[[ Exercise inputs open ]]

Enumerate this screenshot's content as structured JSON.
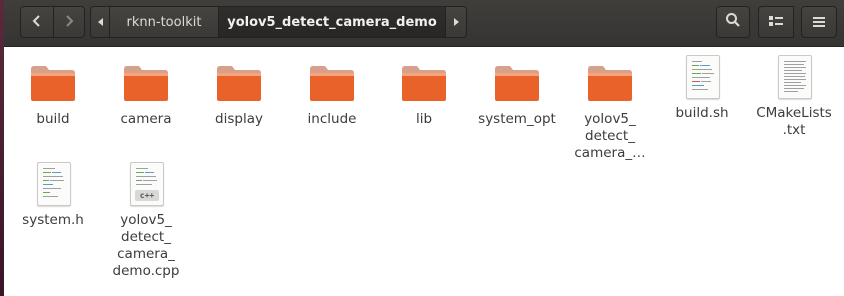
{
  "header": {
    "path": [
      "rknn-toolkit",
      "yolov5_detect_camera_demo"
    ]
  },
  "colors": {
    "header_bg": "#3c3b37",
    "folder_orange": "#e95420",
    "folder_light": "#f6a07a",
    "label_text": "#3c3c3c"
  },
  "files": [
    {
      "name": "build",
      "type": "folder",
      "icon": "folder-icon"
    },
    {
      "name": "camera",
      "type": "folder",
      "icon": "folder-icon"
    },
    {
      "name": "display",
      "type": "folder",
      "icon": "folder-icon"
    },
    {
      "name": "include",
      "type": "folder",
      "icon": "folder-icon"
    },
    {
      "name": "lib",
      "type": "folder",
      "icon": "folder-icon"
    },
    {
      "name": "system_opt",
      "type": "folder",
      "icon": "folder-icon"
    },
    {
      "name": "yolov5_\ndetect_\ncamera_…",
      "type": "folder",
      "icon": "folder-icon"
    },
    {
      "name": "build.sh",
      "type": "script",
      "icon": "script-file-icon"
    },
    {
      "name": "CMakeLists\n.txt",
      "type": "text",
      "icon": "text-file-icon"
    },
    {
      "name": "system.h",
      "type": "header",
      "icon": "header-file-icon"
    },
    {
      "name": "yolov5_\ndetect_\ncamera_\ndemo.cpp",
      "type": "cpp",
      "icon": "cpp-file-icon",
      "tag": "c++"
    }
  ]
}
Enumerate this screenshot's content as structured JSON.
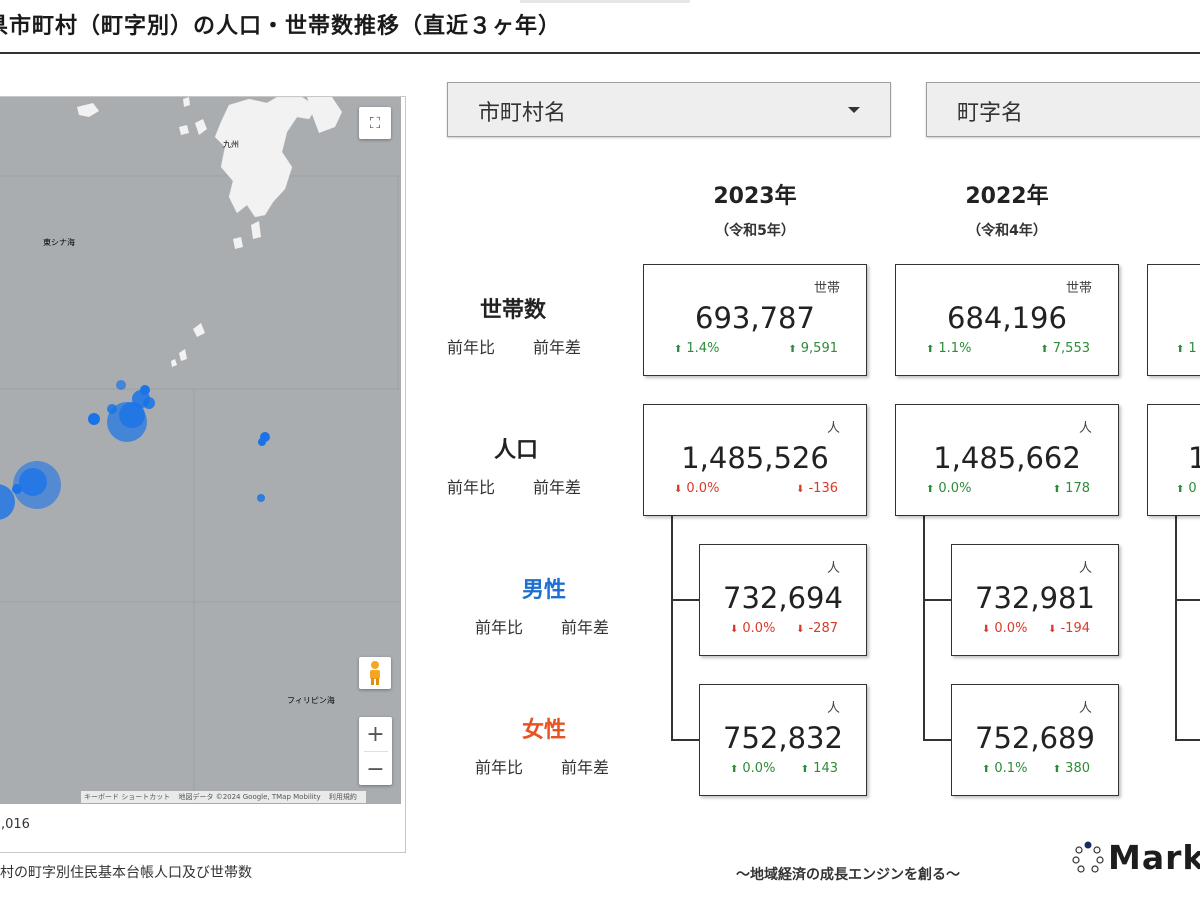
{
  "page": {
    "title": "県市町村（町字別）の人口・世帯数推移（直近３ヶ年）"
  },
  "map": {
    "sea_labels": {
      "east_china_sea": "東シナ海",
      "philippine_sea": "フィリピン海",
      "kyushu": "九州"
    },
    "attribution": [
      "キーボード ショートカット",
      "地図データ ©2024 Google, TMap Mobility",
      "利用規約"
    ],
    "legend_value": ",016",
    "icons": {
      "fullscreen": "fullscreen-icon",
      "pegman": "pegman-icon",
      "zoom_in": "plus-icon",
      "zoom_out": "minus-icon"
    },
    "marker_color": "#1a73e8"
  },
  "source_note": "村の町字別住民基本台帳人口及び世帯数",
  "filters": {
    "municipality": {
      "label": "市町村名"
    },
    "town": {
      "label": "町字名"
    }
  },
  "years": [
    {
      "year": "2023年",
      "era": "（令和5年）"
    },
    {
      "year": "2022年",
      "era": "（令和4年）"
    }
  ],
  "rows": {
    "households": {
      "label": "世帯数",
      "ratio_label": "前年比",
      "diff_label": "前年差"
    },
    "population": {
      "label": "人口",
      "ratio_label": "前年比",
      "diff_label": "前年差"
    },
    "male": {
      "label": "男性",
      "ratio_label": "前年比",
      "diff_label": "前年差"
    },
    "female": {
      "label": "女性",
      "ratio_label": "前年比",
      "diff_label": "前年差"
    }
  },
  "cards": {
    "households_2023": {
      "unit": "世帯",
      "value": "693,787",
      "ratio": "1.4%",
      "diff": "9,591",
      "ratio_dir": "up",
      "diff_dir": "up"
    },
    "households_2022": {
      "unit": "世帯",
      "value": "684,196",
      "ratio": "1.1%",
      "diff": "7,553",
      "ratio_dir": "up",
      "diff_dir": "up"
    },
    "households_2021": {
      "ratio": "1"
    },
    "population_2023": {
      "unit": "人",
      "value": "1,485,526",
      "ratio": "0.0%",
      "diff": "-136",
      "ratio_dir": "down",
      "diff_dir": "down"
    },
    "population_2022": {
      "unit": "人",
      "value": "1,485,662",
      "ratio": "0.0%",
      "diff": "178",
      "ratio_dir": "up",
      "diff_dir": "up"
    },
    "population_2021": {
      "value": "1",
      "ratio": "0"
    },
    "male_2023": {
      "unit": "人",
      "value": "732,694",
      "ratio": "0.0%",
      "diff": "-287",
      "ratio_dir": "down",
      "diff_dir": "down"
    },
    "male_2022": {
      "unit": "人",
      "value": "732,981",
      "ratio": "0.0%",
      "diff": "-194",
      "ratio_dir": "down",
      "diff_dir": "down"
    },
    "female_2023": {
      "unit": "人",
      "value": "752,832",
      "ratio": "0.0%",
      "diff": "143",
      "ratio_dir": "up",
      "diff_dir": "up"
    },
    "female_2022": {
      "unit": "人",
      "value": "752,689",
      "ratio": "0.1%",
      "diff": "380",
      "ratio_dir": "up",
      "diff_dir": "up"
    }
  },
  "footer": {
    "tagline": "〜地域経済の成長エンジンを創る〜",
    "logo": "Mark"
  },
  "colors": {
    "up": "#2e8b3a",
    "down": "#d93a2b",
    "male": "#1f6fd1",
    "female": "#e8541f"
  }
}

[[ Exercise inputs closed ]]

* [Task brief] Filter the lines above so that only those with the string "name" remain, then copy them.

* [Solution for this task]
      "name": "build",
      "name": "camera",
      "name": "display",
      "name": "include",
      "name": "lib",
      "name": "system_opt",
      "name": "yolov5_\ndetect_\ncamera_…",
      "name": "build.sh",
      "name": "CMakeLists\n.txt",
      "name": "system.h",
      "name": "yolov5_\ndetect_\ncamera_\ndemo.cpp",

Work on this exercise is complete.